Britons, Morrocan sentenced to death over Ukraine as fighting escalating
By Stefan J. Bos
Aiden Aslin, 28, and Shaun Pinner, 48, were captured fighting with the Ukrainian army before being tried as mercenaries and sentenced to death by a pro-Russian court.
Their trial occurred in the so-called Donetsk People's Republic, a breakaway region in eastern Ukraine captured by Moscow-backed separatists.
Families of the two British men and Moroccan national Saaudun Brahim, who was also sentenced to death, have expressed concern about their plight.
Brahim's father said his son was not a mercenary but a Ukrainian student when Russia launched its invasion. British officials also said that the Britons already lived in Ukraine and served in its armed forces for several years.
They were captured in April while defending the besieged city of Mariupol.
Robert Jenrick, a legislator for Newark, where Aslin's family lives, said the men were sentenced by a "kangaroo court" that breached the Geneva Conventions. “This really has been a fraudulent show trial.

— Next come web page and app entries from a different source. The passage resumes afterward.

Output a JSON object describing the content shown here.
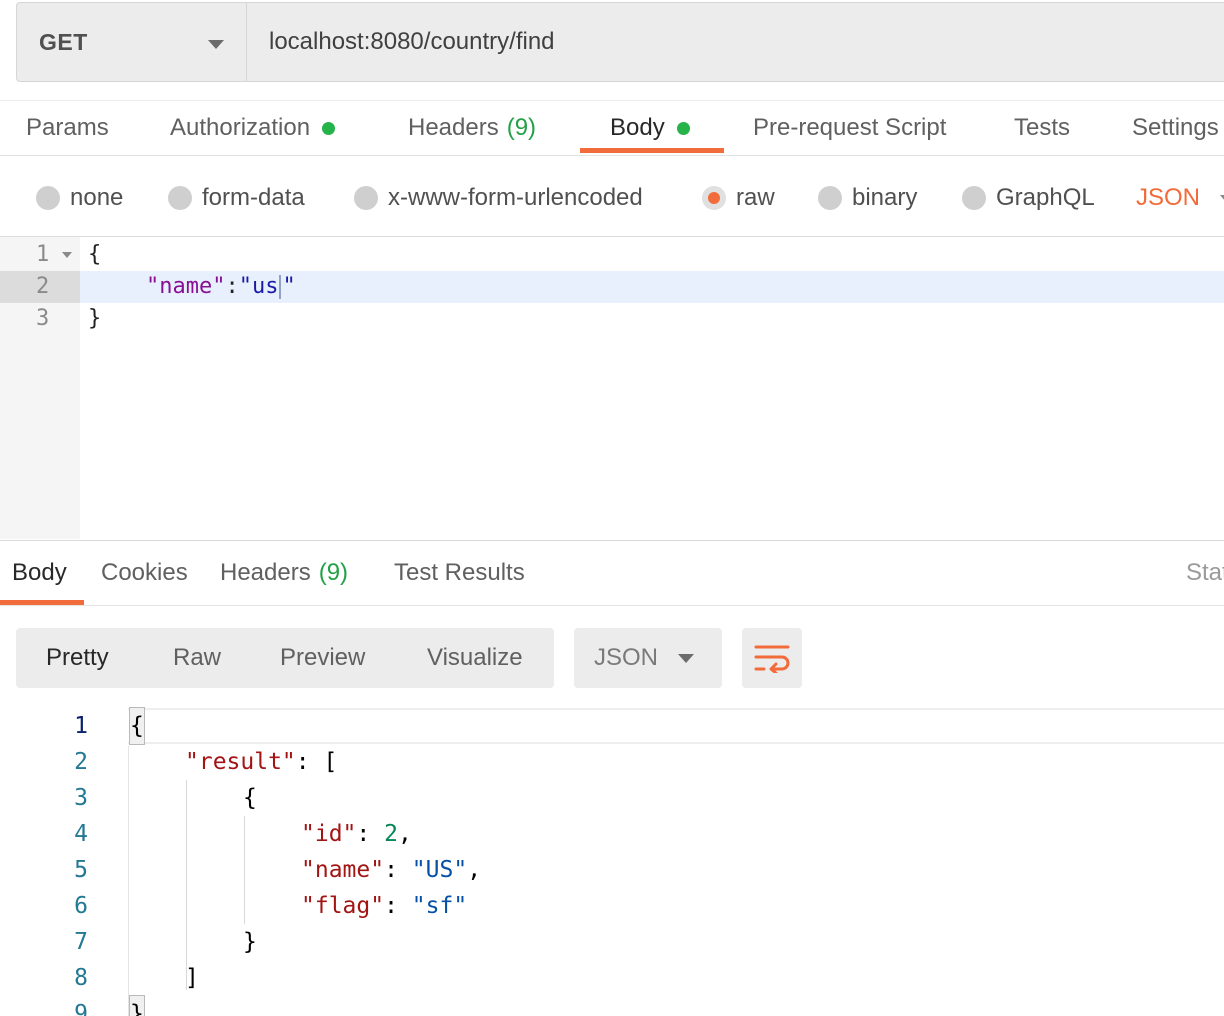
{
  "request": {
    "method": "GET",
    "url": "localhost:8080/country/find"
  },
  "request_tabs": [
    {
      "label": "Params"
    },
    {
      "label": "Authorization"
    },
    {
      "label": "Headers",
      "count": "(9)"
    },
    {
      "label": "Body"
    },
    {
      "label": "Pre-request Script"
    },
    {
      "label": "Tests"
    },
    {
      "label": "Settings"
    }
  ],
  "body_types": {
    "options": [
      "none",
      "form-data",
      "x-www-form-urlencoded",
      "raw",
      "binary",
      "GraphQL"
    ],
    "selected": "raw",
    "format": "JSON"
  },
  "request_editor": {
    "line_numbers": [
      "1",
      "2",
      "3"
    ],
    "open_brace": "{",
    "key": "\"name\"",
    "colon": ":",
    "value_text": "\"us",
    "value_end": "\"",
    "close_brace": "}"
  },
  "response_tabs": [
    {
      "label": "Body"
    },
    {
      "label": "Cookies"
    },
    {
      "label": "Headers",
      "count": "(9)"
    },
    {
      "label": "Test Results"
    }
  ],
  "status_label": "Stat",
  "view_modes": [
    "Pretty",
    "Raw",
    "Preview",
    "Visualize"
  ],
  "response_format": "JSON",
  "response_body": {
    "line_numbers": [
      "1",
      "2",
      "3",
      "4",
      "5",
      "6",
      "7",
      "8",
      "9"
    ],
    "open_brace": "{",
    "result_key": "\"result\"",
    "colon_bracket": ": [",
    "inner_open": "{",
    "id_key": "\"id\"",
    "id_value": "2",
    "name_key": "\"name\"",
    "name_value": "\"US\"",
    "flag_key": "\"flag\"",
    "flag_value": "\"sf\"",
    "colon": ": ",
    "comma": ",",
    "inner_close": "}",
    "bracket_close": "]",
    "close_brace": "}"
  },
  "colors": {
    "accent": "#f26b3a",
    "active_dot": "#26b34a"
  }
}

We should not give it any credibility whatsoever. There is no evidence to back up these charges. And now we have two British citizens being subjected potentially to the death penalty,” he said.
“They are not mercenaries. They are British citizens who chose to join the Ukrainian army for personal reasons before [Russian President Vladimir] Putin’s illegal invasion of Ukraine, the legislator explained. He added: “They were captured by Russian forces in Mariupol and should be treated in accordance with international law.”

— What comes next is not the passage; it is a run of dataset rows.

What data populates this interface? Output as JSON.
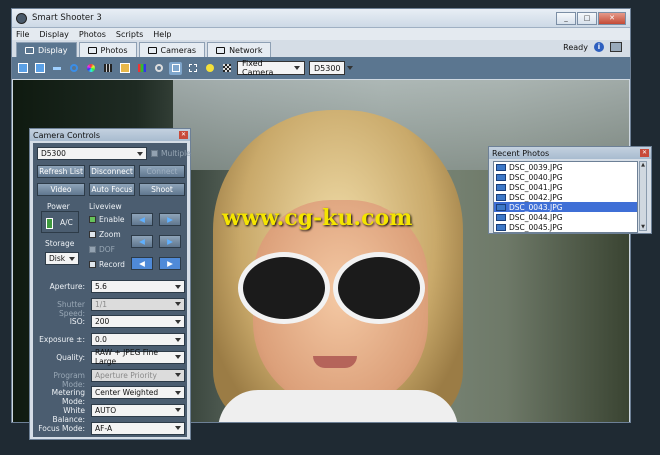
{
  "window": {
    "title": "Smart Shooter 3",
    "controls": [
      "_",
      "□",
      "✕"
    ]
  },
  "menu": [
    "File",
    "Display",
    "Photos",
    "Scripts",
    "Help"
  ],
  "tabs": [
    {
      "label": "Display",
      "active": true
    },
    {
      "label": "Photos",
      "active": false
    },
    {
      "label": "Cameras",
      "active": false
    },
    {
      "label": "Network",
      "active": false
    }
  ],
  "status": {
    "ready": "Ready",
    "info_glyph": "i"
  },
  "toolbar": {
    "icons": [
      "grid-one-icon",
      "grid-two-icon",
      "link-icon",
      "refresh-icon",
      "color-wheel-icon",
      "grid-icon",
      "image-tag-icon",
      "histogram-icon",
      "zoom-icon",
      "focus-icon",
      "zoom-area-icon",
      "lightbulb-icon",
      "checker-icon"
    ],
    "mode_select": "Fixed Camera",
    "camera_select": "D5300"
  },
  "camera_controls": {
    "title": "Camera Controls",
    "camera": "D5300",
    "multiple_label": "Multiple",
    "buttons": {
      "refresh": "Refresh List",
      "disconnect": "Disconnect",
      "connect": "Connect",
      "video": "Video",
      "autofocus": "Auto Focus",
      "shoot": "Shoot"
    },
    "power_label": "Power",
    "power_value": "A/C",
    "storage_label": "Storage",
    "storage_value": "Disk",
    "liveview_label": "Liveview",
    "liveview_options": [
      {
        "label": "Enable",
        "checked": true,
        "disabled": false
      },
      {
        "label": "Zoom",
        "checked": false,
        "disabled": false
      },
      {
        "label": "DOF",
        "checked": false,
        "disabled": true
      },
      {
        "label": "Record",
        "checked": false,
        "disabled": false
      }
    ],
    "settings": [
      {
        "label": "Aperture:",
        "value": "5.6",
        "disabled": false
      },
      {
        "label": "Shutter Speed:",
        "value": "1/1",
        "disabled": true
      },
      {
        "label": "ISO:",
        "value": "200",
        "disabled": false
      },
      {
        "label": "Exposure ±:",
        "value": "0.0",
        "disabled": false
      },
      {
        "label": "Quality:",
        "value": "RAW + JPEG Fine Large",
        "disabled": false
      },
      {
        "label": "Program Mode:",
        "value": "Aperture Priority",
        "disabled": true
      },
      {
        "label": "Metering Mode:",
        "value": "Center Weighted",
        "disabled": false
      },
      {
        "label": "White Balance:",
        "value": "AUTO",
        "disabled": false
      },
      {
        "label": "Focus Mode:",
        "value": "AF-A",
        "disabled": false
      }
    ]
  },
  "recent_photos": {
    "title": "Recent Photos",
    "items": [
      {
        "name": "DSC_0039.JPG",
        "selected": false
      },
      {
        "name": "DSC_0040.JPG",
        "selected": false
      },
      {
        "name": "DSC_0041.JPG",
        "selected": false
      },
      {
        "name": "DSC_0042.JPG",
        "selected": false
      },
      {
        "name": "DSC_0043.JPG",
        "selected": true
      },
      {
        "name": "DSC_0044.JPG",
        "selected": false
      },
      {
        "name": "DSC_0045.JPG",
        "selected": false
      }
    ]
  },
  "watermark": "www.cg-ku.com",
  "colors": {
    "accent": "#5b7690",
    "selection": "#3f6fd6",
    "close": "#c84a3a"
  }
}
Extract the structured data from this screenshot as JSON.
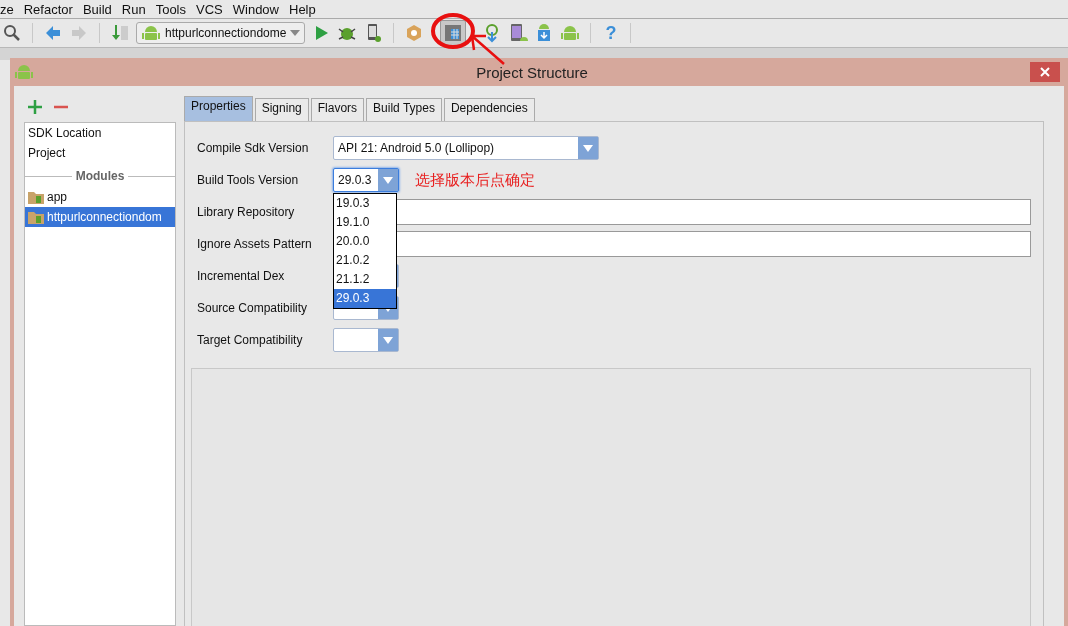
{
  "menu": [
    {
      "label": "ze"
    },
    {
      "label": "Refactor"
    },
    {
      "label": "Build"
    },
    {
      "label": "Run"
    },
    {
      "label": "Tools"
    },
    {
      "label": "VCS"
    },
    {
      "label": "Window"
    },
    {
      "label": "Help"
    }
  ],
  "toolbar": {
    "run_config": "httpurlconnectiondome",
    "help": "?",
    "project_structure_pressed": true
  },
  "dialog": {
    "title": "Project Structure",
    "sidebar": {
      "items": [
        {
          "label": "SDK Location",
          "selected": false
        },
        {
          "label": "Project",
          "selected": false
        }
      ],
      "modules_heading": "Modules",
      "modules": [
        {
          "label": "app",
          "selected": false
        },
        {
          "label": "httpurlconnectiondom",
          "selected": true
        }
      ]
    },
    "tabs": [
      {
        "label": "Properties",
        "selected": true
      },
      {
        "label": "Signing",
        "selected": false
      },
      {
        "label": "Flavors",
        "selected": false
      },
      {
        "label": "Build Types",
        "selected": false
      },
      {
        "label": "Dependencies",
        "selected": false
      }
    ],
    "fields": [
      {
        "kind": "wide_combo",
        "label": "Compile Sdk Version",
        "value": "API 21: Android 5.0 (Lollipop)"
      },
      {
        "kind": "combo",
        "label": "Build Tools Version",
        "value": "29.0.3",
        "expanded": true,
        "options": [
          {
            "label": "19.0.3",
            "selected": false
          },
          {
            "label": "19.1.0",
            "selected": false
          },
          {
            "label": "20.0.0",
            "selected": false
          },
          {
            "label": "21.0.2",
            "selected": false
          },
          {
            "label": "21.1.2",
            "selected": false
          },
          {
            "label": "29.0.3",
            "selected": true
          }
        ]
      },
      {
        "kind": "text",
        "label": "Library Repository"
      },
      {
        "kind": "text",
        "label": "Ignore Assets Pattern"
      },
      {
        "kind": "combo",
        "label": "Incremental Dex"
      },
      {
        "kind": "combo",
        "label": "Source Compatibility"
      },
      {
        "kind": "combo",
        "label": "Target Compatibility"
      }
    ]
  },
  "annotation": "选择版本后点确定"
}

All men want to appeal their sentences, and Kyiv said it works for their release. The trial came as fighting escalated in the region. Ukrainian President Zelensky noted the fate of the strategic city of Severodonetsk could decide the future of the eastern Donbas region, which includes Donetsk and other areas.
Intense street fighting reportedly continued in Severodonetsk, a small industrial eastern city under heavy Russian artillery barrages, endangering troops on both sides.
A senior adviser to Zelensky said Ukrainian military casualties are now between 100 and 200 a day – the highest estimated total to have been made public.
Western energy sanctions appeared to have done little to end the fighting as a U.S. official admitted that Russia may be making more profit from energy now than it did before the war.
The European Union has pledged to reduce its dependency on Russian oil by 90 percent by the end of 2022. However, the 27-nation bloc buys about 40 percent of its natural gas from Russia and has not yet made similar commitments on Russian gas supplies.